At useR!, Jonty Rougier talked about nomograms, a once popular visualisation that has fallen by the wayside with the rise of computers. I’d seen a few before, but hadn’t understood how they worked or why you’d want to use them. Anyway, since that talk I’ve been digging around in biology books from the 60s and 70s, and it seems they are full of them. So for those of you who haven’t seen the talk, here’s how they work.
A basic nomogram consists of three scales. By reading off known values from two of the scales, you can estimate a third one. Here’s an example I found in the ICRP‘s reference manual.
It’s difficult to measure people’s skin surface area, but height and bodyweight are very straightforward. To use the nomogram, you place a ruler (or other straight edge) on the height* and weight scales and read of the point where the ruler crosses the surface area scale. I’m 177cm tall and weigh 72kg, so according to this, my estimated skin surface area is 1.89m2.
Of course nowadays, the standard way to solve this sort of problem is to write a function. Jonty suggested that the main modern use of nomograms is in fieldwork situations, where computers aren’t handily available. (His case study was Kenyan vets trying to estimate the weight of donkeys form there height and girth.)
Altman and Dittmer’s Respiration and Circulation has many more pretty nomograms.
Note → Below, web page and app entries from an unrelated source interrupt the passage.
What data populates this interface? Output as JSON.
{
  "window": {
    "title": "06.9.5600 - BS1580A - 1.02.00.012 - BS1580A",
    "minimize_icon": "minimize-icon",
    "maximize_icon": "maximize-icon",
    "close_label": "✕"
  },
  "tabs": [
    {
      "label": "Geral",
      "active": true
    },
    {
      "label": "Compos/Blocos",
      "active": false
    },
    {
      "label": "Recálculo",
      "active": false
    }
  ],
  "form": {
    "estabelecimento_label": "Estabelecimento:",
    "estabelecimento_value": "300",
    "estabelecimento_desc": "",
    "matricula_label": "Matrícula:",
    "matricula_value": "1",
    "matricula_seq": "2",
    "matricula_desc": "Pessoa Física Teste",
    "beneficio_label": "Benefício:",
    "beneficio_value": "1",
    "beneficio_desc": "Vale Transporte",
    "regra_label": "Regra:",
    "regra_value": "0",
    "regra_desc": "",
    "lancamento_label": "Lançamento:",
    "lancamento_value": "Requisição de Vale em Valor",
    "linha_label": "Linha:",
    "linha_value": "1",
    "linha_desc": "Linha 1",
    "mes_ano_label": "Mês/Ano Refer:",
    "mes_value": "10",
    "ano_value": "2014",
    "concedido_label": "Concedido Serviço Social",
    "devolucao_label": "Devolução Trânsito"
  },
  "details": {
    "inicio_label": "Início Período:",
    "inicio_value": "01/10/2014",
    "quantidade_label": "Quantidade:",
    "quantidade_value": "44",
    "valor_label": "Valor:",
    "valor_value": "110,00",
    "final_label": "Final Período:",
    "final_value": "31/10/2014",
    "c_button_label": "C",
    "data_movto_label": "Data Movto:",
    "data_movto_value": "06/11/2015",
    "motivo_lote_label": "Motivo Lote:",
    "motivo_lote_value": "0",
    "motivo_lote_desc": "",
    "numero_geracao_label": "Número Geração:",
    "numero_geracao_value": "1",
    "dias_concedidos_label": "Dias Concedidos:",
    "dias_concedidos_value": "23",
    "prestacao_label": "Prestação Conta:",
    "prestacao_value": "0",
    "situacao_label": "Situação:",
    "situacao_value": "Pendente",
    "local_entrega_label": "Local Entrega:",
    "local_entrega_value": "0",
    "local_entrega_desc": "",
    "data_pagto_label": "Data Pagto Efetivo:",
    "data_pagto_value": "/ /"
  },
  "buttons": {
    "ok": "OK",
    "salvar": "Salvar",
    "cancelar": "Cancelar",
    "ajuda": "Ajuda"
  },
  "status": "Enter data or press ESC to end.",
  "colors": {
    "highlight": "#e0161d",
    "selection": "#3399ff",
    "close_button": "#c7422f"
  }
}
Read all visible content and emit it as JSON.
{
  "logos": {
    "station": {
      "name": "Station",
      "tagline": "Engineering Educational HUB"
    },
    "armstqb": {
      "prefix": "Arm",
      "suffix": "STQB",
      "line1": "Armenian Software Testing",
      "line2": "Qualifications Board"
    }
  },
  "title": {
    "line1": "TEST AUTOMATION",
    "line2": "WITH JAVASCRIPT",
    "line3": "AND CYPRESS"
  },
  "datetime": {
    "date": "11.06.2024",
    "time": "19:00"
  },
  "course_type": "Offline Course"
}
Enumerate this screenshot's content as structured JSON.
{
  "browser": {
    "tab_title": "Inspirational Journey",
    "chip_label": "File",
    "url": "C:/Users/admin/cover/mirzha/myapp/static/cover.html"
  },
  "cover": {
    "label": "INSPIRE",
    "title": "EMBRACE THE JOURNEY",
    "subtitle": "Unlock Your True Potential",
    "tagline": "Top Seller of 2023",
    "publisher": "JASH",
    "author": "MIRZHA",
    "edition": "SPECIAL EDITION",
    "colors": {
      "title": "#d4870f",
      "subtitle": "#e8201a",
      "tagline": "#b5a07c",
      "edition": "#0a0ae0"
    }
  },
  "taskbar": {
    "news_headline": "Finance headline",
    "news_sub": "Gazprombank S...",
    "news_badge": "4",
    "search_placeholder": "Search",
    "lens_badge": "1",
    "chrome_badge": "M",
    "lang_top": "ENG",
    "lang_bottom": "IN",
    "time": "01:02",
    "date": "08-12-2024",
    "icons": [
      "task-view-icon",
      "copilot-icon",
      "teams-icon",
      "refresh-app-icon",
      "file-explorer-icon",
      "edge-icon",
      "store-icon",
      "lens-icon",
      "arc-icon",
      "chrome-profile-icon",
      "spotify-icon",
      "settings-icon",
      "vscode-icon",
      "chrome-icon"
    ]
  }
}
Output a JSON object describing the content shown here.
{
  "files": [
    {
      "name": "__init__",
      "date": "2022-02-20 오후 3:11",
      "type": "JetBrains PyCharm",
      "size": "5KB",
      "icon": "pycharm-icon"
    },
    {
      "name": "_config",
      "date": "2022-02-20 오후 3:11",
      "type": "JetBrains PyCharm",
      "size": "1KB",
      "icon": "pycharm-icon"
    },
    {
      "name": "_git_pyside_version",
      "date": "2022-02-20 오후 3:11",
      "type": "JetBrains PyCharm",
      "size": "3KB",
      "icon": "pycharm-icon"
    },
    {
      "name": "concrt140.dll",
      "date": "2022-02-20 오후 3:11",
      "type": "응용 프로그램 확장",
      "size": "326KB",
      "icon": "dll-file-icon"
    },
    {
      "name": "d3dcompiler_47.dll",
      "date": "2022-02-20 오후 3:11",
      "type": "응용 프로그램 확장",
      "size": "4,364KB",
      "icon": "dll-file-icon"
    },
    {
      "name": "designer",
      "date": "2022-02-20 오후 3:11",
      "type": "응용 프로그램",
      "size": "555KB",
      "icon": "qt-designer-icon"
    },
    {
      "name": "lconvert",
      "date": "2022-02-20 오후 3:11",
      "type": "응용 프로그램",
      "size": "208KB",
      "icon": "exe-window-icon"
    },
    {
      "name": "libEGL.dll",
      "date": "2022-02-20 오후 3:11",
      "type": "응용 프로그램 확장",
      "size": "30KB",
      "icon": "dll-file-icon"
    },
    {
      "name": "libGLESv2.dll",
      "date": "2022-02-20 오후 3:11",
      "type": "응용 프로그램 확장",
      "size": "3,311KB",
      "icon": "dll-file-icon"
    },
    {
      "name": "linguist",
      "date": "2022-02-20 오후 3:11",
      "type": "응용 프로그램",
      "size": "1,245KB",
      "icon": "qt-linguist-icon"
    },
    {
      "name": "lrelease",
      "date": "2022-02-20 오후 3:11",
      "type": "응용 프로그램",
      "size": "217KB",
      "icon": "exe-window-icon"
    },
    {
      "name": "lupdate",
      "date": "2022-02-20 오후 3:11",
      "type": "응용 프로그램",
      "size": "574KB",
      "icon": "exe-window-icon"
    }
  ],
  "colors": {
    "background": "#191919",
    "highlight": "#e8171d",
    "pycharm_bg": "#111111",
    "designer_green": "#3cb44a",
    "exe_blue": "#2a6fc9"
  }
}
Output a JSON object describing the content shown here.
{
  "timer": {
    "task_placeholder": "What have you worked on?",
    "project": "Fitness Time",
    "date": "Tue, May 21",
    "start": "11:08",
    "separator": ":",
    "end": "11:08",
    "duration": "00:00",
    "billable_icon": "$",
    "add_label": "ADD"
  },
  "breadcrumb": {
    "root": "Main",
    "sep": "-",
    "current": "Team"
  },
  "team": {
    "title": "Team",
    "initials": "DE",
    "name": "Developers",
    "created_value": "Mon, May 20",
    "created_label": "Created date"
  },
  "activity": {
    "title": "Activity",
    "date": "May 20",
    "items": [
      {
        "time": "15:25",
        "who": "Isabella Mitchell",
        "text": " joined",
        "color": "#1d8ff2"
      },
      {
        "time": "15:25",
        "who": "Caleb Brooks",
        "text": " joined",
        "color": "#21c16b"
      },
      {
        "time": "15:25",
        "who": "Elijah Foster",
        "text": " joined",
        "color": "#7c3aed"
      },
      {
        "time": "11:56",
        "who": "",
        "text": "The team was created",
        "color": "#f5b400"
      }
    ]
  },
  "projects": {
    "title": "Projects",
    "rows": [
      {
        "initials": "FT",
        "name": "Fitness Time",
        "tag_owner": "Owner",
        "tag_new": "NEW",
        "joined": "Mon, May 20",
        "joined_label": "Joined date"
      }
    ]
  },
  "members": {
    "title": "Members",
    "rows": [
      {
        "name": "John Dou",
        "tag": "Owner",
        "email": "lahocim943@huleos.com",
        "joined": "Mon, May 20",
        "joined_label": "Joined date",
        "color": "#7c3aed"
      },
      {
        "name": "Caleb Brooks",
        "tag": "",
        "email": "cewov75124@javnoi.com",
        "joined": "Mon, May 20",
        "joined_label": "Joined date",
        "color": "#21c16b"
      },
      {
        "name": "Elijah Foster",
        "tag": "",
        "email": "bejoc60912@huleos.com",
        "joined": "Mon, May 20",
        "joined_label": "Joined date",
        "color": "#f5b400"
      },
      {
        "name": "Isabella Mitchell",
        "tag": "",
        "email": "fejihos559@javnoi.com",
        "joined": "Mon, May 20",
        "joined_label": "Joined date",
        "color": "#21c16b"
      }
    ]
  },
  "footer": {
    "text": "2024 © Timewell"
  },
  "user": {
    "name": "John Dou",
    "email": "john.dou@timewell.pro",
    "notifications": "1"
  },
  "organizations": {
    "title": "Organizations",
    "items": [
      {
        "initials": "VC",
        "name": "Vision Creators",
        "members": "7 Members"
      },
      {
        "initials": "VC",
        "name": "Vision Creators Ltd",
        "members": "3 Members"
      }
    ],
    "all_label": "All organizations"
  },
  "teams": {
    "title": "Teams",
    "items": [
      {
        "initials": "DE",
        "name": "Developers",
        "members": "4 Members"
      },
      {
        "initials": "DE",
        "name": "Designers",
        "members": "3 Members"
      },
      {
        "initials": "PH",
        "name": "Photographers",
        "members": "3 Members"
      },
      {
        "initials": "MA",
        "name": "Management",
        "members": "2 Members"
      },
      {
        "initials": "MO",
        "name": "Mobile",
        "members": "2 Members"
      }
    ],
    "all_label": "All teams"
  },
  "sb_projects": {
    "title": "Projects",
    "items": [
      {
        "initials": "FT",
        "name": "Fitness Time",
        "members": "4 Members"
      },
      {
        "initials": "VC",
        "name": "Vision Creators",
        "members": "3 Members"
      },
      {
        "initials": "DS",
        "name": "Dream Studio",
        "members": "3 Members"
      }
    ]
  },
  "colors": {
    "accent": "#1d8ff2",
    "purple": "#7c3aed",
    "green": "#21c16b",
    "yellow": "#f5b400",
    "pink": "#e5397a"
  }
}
I was particularly impressed by those on blood pH, reproduced below for your pleasure.
Your homework is to dig out a pre-1980 textbook and hunt for more nomograms.
*Gruesomely, the fact that the scale is labelled “length” rather than “height” makes me suspect that the bodies that provided the data were in a permanent lying down position – that is, they were corpses.